#### WHAT IS NEEDED:
What is the number of lines in this listing that include the string "mipmap"? Answer with that number by itself.

#### TASK INPUTS:

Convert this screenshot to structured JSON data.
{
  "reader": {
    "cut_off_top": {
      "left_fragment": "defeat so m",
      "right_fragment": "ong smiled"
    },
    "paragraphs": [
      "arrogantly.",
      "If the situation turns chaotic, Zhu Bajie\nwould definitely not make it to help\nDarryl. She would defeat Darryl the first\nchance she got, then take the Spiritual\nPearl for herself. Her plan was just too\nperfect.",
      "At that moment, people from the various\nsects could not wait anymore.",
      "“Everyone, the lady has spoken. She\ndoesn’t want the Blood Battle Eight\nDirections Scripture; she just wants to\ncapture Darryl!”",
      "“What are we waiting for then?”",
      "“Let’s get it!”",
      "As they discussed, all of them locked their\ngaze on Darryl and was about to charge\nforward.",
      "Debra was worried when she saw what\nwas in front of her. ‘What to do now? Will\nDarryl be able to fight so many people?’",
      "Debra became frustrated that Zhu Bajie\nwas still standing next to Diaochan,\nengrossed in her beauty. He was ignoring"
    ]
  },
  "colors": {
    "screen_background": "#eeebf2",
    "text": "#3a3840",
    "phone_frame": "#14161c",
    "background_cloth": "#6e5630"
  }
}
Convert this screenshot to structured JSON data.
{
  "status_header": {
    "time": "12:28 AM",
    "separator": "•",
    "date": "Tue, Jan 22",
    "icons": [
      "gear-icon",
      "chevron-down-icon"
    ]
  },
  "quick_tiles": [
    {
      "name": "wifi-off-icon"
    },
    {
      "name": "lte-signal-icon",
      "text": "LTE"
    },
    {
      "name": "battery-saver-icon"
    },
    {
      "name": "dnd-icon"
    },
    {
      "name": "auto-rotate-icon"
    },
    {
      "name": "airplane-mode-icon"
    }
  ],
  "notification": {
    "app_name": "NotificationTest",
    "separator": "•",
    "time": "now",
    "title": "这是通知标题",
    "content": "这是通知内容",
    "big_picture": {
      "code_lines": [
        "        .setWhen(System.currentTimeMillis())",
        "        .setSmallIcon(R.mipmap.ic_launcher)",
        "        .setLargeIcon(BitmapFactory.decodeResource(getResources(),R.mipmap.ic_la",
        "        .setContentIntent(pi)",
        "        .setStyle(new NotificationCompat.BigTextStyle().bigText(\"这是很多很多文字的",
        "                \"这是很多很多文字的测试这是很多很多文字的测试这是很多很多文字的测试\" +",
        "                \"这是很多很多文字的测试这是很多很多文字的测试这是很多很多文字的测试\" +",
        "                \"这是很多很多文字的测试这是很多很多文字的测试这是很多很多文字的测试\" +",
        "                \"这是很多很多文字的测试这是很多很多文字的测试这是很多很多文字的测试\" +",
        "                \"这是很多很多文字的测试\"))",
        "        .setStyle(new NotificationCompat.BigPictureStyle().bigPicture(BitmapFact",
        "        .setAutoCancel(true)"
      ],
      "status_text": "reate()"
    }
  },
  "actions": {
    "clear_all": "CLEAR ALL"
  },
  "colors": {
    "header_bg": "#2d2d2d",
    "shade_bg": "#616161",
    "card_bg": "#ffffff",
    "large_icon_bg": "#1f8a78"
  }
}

#### REPLY TO THE EXERCISE:
2